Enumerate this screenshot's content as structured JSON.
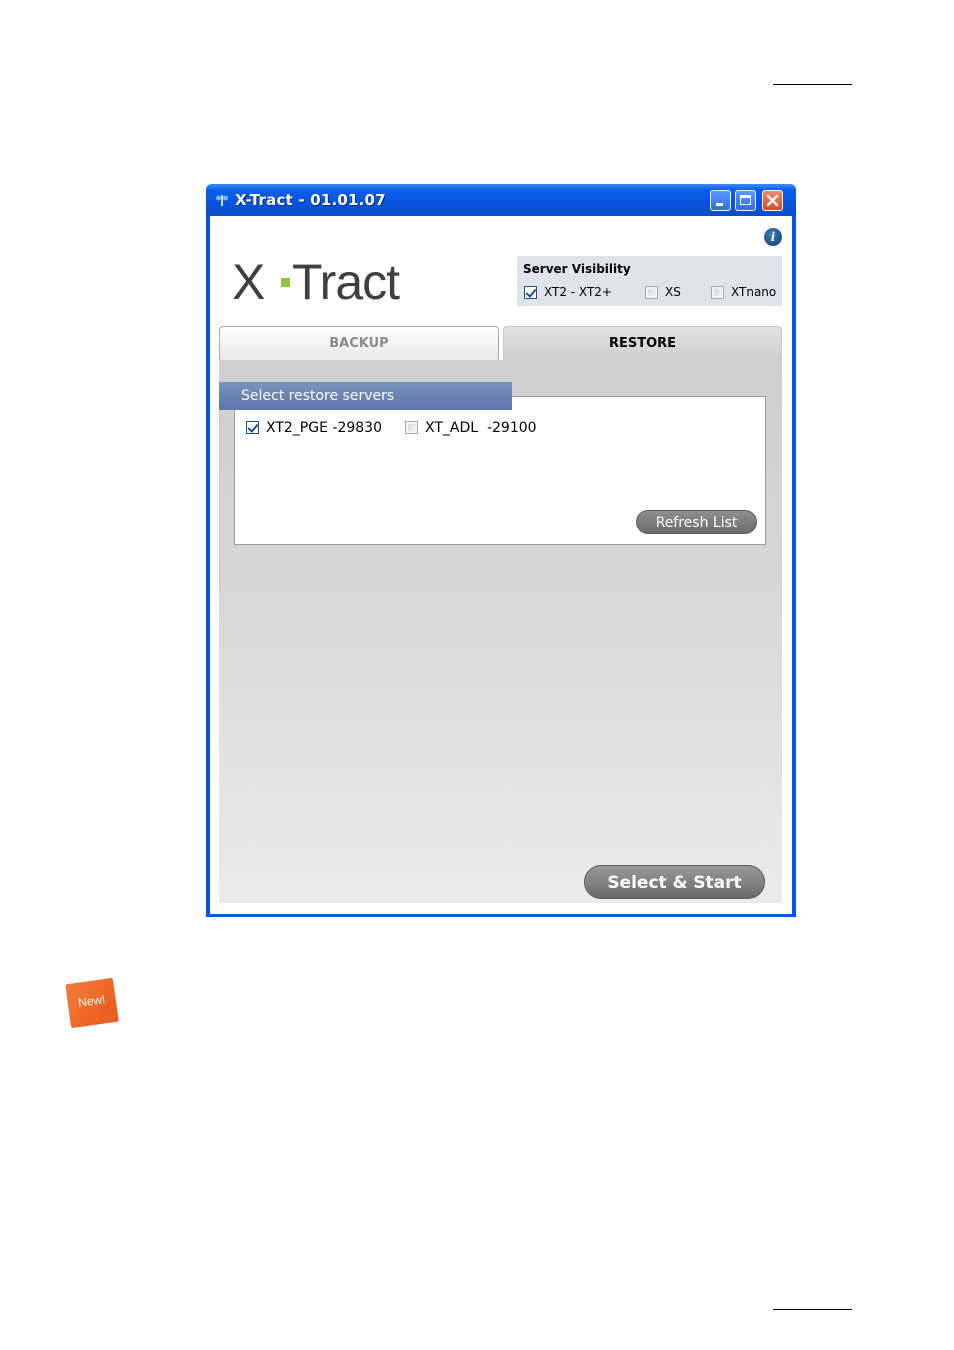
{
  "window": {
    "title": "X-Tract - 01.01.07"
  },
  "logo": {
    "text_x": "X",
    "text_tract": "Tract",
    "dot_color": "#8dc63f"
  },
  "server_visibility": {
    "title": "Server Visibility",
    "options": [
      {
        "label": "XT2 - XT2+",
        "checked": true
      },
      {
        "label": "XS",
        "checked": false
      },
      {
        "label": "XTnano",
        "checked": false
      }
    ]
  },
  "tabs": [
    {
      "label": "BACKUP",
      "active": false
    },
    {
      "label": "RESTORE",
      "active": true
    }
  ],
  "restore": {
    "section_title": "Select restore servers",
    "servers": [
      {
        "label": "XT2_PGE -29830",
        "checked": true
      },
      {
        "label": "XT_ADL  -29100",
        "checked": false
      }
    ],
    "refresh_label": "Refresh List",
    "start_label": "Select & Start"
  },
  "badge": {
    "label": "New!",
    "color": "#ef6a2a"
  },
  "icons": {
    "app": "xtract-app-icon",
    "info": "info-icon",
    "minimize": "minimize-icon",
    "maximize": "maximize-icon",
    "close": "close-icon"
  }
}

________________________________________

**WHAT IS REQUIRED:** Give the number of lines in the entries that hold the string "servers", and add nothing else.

**OUTPUT FOR THIS EXERCISE:** 2